STORED DATA below:

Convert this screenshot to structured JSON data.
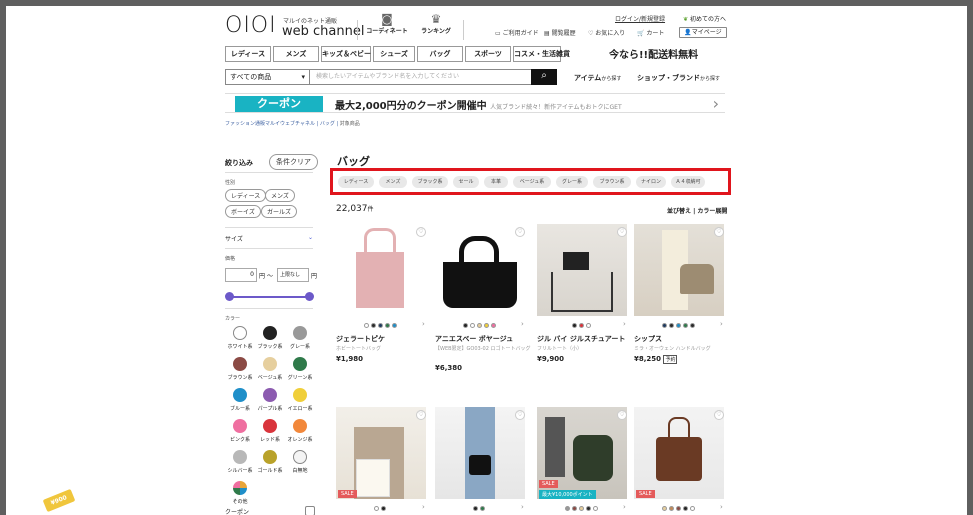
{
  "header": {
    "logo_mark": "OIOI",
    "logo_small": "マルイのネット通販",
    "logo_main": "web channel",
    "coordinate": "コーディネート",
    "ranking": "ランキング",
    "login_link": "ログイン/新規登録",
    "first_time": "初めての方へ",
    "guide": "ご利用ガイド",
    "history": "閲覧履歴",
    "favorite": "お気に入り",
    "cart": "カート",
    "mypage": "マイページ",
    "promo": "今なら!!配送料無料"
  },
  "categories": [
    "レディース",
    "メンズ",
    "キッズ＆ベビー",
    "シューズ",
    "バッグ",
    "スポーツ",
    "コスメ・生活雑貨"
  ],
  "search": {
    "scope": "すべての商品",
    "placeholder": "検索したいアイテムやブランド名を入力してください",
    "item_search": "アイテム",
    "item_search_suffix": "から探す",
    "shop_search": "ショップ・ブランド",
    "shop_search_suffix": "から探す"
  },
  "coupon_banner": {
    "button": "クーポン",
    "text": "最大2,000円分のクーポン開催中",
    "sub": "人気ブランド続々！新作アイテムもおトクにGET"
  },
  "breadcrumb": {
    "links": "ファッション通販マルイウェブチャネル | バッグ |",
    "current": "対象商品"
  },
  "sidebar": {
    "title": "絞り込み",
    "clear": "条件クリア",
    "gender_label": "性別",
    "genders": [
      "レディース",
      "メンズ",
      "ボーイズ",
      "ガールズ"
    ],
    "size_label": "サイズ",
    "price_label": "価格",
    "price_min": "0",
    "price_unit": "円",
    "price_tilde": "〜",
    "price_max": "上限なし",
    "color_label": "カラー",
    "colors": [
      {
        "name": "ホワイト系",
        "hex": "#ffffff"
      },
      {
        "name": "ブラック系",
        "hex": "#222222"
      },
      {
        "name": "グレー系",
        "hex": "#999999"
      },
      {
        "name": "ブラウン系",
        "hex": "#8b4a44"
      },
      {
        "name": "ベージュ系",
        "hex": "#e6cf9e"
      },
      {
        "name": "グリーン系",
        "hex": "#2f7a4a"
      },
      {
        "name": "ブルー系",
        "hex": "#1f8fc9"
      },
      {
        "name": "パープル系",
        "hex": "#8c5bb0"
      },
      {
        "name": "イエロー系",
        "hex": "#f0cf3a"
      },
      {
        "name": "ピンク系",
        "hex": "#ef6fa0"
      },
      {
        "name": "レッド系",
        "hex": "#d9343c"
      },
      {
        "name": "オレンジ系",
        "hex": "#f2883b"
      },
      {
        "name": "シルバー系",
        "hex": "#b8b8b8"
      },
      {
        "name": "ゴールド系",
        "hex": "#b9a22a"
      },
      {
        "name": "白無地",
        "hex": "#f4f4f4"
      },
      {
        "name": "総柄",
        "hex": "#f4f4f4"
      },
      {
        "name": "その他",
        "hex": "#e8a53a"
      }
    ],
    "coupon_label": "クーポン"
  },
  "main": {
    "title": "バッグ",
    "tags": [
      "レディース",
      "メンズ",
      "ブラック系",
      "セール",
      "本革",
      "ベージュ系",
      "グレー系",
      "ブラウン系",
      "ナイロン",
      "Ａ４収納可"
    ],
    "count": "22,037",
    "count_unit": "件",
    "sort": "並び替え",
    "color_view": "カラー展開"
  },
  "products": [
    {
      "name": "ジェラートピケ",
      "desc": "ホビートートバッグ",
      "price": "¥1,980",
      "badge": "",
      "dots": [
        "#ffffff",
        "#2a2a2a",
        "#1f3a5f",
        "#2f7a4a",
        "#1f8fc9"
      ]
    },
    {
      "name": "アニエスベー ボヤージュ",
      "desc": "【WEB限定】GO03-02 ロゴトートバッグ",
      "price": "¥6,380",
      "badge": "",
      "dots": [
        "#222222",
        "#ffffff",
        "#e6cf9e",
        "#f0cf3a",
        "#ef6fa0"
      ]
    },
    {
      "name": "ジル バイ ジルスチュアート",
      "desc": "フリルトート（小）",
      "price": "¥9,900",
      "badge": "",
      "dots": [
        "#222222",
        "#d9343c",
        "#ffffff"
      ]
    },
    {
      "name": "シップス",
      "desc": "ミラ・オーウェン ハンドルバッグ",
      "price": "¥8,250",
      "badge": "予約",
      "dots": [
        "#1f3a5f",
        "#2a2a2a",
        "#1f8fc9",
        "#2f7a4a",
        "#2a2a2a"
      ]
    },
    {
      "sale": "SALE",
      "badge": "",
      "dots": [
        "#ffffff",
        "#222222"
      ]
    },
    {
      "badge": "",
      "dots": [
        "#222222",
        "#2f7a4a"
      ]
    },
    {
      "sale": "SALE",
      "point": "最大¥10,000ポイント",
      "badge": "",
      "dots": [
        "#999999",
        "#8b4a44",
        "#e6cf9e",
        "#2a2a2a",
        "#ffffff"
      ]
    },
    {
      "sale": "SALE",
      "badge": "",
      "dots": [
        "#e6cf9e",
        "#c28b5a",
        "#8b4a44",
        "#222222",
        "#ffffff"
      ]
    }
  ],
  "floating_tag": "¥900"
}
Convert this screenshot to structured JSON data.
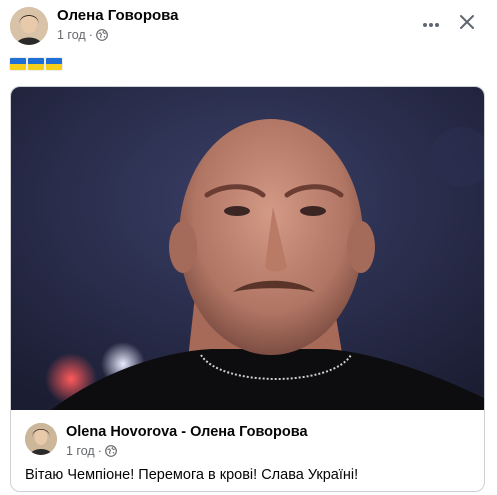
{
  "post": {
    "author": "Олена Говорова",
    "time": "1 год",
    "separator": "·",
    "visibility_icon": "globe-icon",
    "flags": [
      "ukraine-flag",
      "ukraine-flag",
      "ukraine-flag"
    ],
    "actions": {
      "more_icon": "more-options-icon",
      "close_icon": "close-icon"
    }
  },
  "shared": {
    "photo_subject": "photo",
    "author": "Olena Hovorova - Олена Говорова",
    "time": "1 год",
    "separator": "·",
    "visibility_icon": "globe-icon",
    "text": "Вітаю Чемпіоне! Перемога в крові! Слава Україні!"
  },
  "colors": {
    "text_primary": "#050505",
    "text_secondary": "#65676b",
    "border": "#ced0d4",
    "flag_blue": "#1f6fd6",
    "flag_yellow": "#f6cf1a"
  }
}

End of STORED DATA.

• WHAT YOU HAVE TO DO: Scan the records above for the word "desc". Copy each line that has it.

• REPLY TO THE EXERCISE:
      "desc": "ホビートートバッグ",
      "desc": "【WEB限定】GO03-02 ロゴトートバッグ",
      "desc": "フリルトート（小）",
      "desc": "ミラ・オーウェン ハンドルバッグ",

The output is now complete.